The point is hardly unique to this text, but Billig does offer the important reminder that the influence of those elites extends beyond the obvious, into the realm of implications and overlooked assumptions. Direct, to the point, challenging. The author's arguments are cogent and elaborate, and his prose elegant. It also has a distinct political point to make: that the claims and actions of political elites should never be taken at face value. Michael Billig presents a major challenge to orthodox conceptions of nationalism in this elegantly written book.
From the perspective of Paris, peripherally placed on the edge of Europe. But still one should first read Andersons Imagined Communities as it lays the groundwork and has a broader and more fundamental perspective. Working in contemporary social psychology, he trained in Bristol with Henri Tajfel as an experimental psychologist and helped design the so called minimal group experiments which were foundational to the social identity approach. Now if a newspaper or magazine was truly global and spent equal time on both domestic and global news, then I could see how it would be silly. You can follow her on , , and. But the fact it's such an incredibly fast and easy read really does add to its worth - his points made so well, you can't feel overwhelmed by the intellect behind them.
In a world of nation-states, nationalism cannot be confined to the peripheries. He moved away from experimental work to considering issues of power, political extremism and ideology in a series of important books. This book therefore offers more than a conceptual overview for the ways in which nationalism functions, though it is certainly invaluable for that. At the same time our media, politics, schools, philosophy, language, and terrain all Billig's Banal Nationalism is a must read for anyone interested in the study of nationalism. We need each other to survive.

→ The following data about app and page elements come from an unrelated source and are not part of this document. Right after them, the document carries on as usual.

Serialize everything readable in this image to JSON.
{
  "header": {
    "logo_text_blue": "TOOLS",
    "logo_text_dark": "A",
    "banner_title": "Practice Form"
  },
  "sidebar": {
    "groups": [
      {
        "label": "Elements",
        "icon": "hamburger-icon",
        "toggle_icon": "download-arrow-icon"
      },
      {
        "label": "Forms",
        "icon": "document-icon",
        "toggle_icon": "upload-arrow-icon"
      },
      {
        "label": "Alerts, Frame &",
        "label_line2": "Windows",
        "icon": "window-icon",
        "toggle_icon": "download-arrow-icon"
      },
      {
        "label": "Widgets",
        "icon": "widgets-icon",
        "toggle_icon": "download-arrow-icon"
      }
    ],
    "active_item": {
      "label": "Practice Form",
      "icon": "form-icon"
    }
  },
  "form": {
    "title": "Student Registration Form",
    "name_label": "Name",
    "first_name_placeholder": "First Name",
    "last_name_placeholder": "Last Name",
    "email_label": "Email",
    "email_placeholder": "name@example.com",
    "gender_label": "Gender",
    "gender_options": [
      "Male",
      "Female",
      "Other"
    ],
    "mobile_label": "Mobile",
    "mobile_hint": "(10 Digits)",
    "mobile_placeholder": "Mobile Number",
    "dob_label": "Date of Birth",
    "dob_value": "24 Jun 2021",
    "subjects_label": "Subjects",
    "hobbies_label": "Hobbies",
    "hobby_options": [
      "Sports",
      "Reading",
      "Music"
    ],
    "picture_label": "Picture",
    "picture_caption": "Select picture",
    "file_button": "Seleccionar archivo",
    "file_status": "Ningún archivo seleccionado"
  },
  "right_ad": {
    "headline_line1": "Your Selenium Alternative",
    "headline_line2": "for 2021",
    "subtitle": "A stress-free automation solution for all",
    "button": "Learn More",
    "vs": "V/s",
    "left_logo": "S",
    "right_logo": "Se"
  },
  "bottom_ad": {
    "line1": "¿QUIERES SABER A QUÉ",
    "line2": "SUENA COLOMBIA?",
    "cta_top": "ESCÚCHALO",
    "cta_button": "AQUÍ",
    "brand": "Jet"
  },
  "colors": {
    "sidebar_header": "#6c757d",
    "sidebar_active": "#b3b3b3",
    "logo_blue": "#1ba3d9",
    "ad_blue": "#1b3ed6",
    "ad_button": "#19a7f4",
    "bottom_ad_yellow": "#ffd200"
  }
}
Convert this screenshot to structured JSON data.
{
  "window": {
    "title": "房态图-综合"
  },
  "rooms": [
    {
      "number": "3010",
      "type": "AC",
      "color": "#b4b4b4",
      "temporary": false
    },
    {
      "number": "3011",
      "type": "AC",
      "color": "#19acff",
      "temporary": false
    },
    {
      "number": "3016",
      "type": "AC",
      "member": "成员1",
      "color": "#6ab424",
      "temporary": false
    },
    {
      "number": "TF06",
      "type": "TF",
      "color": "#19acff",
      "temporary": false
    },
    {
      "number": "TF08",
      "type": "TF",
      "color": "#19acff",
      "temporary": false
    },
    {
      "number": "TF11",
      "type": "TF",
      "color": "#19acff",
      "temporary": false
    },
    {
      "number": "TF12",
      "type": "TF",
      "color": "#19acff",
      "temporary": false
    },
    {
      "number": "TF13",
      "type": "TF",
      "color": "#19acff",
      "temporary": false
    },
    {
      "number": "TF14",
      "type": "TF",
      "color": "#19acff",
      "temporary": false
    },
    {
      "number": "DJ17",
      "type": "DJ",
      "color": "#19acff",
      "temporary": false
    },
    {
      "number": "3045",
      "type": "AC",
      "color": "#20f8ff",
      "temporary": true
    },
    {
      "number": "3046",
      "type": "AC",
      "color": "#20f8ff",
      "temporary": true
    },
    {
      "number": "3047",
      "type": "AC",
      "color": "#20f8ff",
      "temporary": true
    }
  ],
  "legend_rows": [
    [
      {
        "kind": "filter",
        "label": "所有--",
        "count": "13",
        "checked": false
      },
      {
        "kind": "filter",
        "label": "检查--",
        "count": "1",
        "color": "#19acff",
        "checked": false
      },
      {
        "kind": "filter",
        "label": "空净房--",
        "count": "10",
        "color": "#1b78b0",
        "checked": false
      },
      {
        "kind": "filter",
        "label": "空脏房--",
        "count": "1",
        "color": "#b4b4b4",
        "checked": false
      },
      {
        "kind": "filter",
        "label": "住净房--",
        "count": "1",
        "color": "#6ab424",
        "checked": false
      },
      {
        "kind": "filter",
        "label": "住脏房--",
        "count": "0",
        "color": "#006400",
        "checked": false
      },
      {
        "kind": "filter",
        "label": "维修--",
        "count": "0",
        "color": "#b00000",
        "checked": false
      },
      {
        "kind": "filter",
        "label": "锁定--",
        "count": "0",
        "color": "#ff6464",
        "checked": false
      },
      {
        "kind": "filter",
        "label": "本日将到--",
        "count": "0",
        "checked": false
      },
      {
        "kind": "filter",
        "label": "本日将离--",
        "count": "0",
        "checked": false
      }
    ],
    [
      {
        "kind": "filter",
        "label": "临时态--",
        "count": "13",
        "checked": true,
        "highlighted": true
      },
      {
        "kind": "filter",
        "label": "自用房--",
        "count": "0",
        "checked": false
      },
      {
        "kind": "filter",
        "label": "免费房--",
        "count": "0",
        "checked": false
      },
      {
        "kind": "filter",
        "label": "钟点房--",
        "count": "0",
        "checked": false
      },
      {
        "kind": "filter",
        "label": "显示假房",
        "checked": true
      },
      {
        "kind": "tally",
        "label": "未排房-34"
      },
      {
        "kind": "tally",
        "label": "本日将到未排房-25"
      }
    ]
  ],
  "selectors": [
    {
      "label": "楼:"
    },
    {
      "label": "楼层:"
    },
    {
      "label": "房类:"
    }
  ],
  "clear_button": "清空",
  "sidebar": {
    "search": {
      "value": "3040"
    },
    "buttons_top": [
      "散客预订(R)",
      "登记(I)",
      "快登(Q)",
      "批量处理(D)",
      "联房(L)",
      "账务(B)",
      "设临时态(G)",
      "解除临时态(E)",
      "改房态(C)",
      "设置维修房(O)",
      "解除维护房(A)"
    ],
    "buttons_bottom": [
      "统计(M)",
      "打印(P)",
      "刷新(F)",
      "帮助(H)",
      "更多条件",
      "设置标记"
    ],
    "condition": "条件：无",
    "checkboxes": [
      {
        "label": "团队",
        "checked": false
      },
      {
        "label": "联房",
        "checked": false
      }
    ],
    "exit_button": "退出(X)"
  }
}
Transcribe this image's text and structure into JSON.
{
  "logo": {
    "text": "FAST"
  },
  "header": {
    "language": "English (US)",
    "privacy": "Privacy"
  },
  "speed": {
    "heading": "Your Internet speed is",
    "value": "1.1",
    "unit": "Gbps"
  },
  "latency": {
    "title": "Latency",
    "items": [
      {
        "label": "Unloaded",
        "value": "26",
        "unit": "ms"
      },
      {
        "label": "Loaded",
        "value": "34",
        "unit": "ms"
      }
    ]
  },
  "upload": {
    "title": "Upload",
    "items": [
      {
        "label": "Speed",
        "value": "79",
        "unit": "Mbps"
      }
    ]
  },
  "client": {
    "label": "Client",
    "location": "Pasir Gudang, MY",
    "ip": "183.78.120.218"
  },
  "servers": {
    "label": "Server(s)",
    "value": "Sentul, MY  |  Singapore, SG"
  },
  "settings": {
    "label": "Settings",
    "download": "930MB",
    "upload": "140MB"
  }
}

This creates a sense of unity, which is common in group, tribe and national behavior. It's supposed to appeal to the masses, so it kind of has to be. For a classic this text most certainly is, and it should be of great interest to anyone curious about national identity, western politics, the media, or indeed any aspect of the social world around them. I found his criticism on how patriotism is considered something good and nationalism is only preserved for extreme others to be interesting. Surpassed only by Anderson's Imagined Communities. Symbols like the flag and saying the pledge of allegiance function to bring together large ,often heterogeneous, groups as one. It can surface at moments such as the conflicts with Galtieri or Saddam only because it is so pervasive, reinforced in countless idle moments by limp flags outside post offices, or by the way the media present the weather forecast.